(App and web page records)

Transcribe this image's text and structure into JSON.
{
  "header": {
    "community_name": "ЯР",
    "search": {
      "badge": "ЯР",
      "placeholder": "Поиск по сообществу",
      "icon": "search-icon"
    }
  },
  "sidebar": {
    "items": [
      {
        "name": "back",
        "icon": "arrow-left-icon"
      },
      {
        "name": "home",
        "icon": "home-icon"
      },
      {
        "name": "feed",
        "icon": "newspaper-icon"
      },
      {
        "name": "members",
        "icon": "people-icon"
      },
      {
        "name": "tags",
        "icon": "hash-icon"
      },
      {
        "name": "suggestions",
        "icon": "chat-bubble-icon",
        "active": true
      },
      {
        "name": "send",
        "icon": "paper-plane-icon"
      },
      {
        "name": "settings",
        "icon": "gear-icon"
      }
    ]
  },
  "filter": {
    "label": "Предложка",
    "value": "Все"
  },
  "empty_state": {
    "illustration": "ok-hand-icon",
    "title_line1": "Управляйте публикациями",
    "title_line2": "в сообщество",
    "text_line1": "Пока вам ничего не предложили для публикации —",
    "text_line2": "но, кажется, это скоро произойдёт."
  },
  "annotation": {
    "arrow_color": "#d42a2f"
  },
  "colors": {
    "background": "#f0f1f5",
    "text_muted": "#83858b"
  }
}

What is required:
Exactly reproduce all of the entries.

Response area:
Transcribe this image's text and structure into JSON.
{
  "header": {
    "community_name": "ЯР",
    "search": {
      "badge": "ЯР",
      "placeholder": "Поиск по сообществу",
      "icon": "search-icon"
    }
  },
  "sidebar": {
    "items": [
      {
        "name": "back",
        "icon": "arrow-left-icon"
      },
      {
        "name": "home",
        "icon": "home-icon"
      },
      {
        "name": "feed",
        "icon": "newspaper-icon"
      },
      {
        "name": "members",
        "icon": "people-icon"
      },
      {
        "name": "tags",
        "icon": "hash-icon"
      },
      {
        "name": "suggestions",
        "icon": "chat-bubble-icon",
        "active": true
      },
      {
        "name": "send",
        "icon": "paper-plane-icon"
      },
      {
        "name": "settings",
        "icon": "gear-icon"
      }
    ]
  },
  "filter": {
    "label": "Предложка",
    "value": "Все"
  },
  "empty_state": {
    "illustration": "ok-hand-icon",
    "title_line1": "Управляйте публикациями",
    "title_line2": "в сообщество",
    "text_line1": "Пока вам ничего не предложили для публикации —",
    "text_line2": "но, кажется, это скоро произойдёт."
  },
  "annotation": {
    "arrow_color": "#d42a2f"
  },
  "colors": {
    "background": "#f0f1f5",
    "text_muted": "#83858b"
  }
}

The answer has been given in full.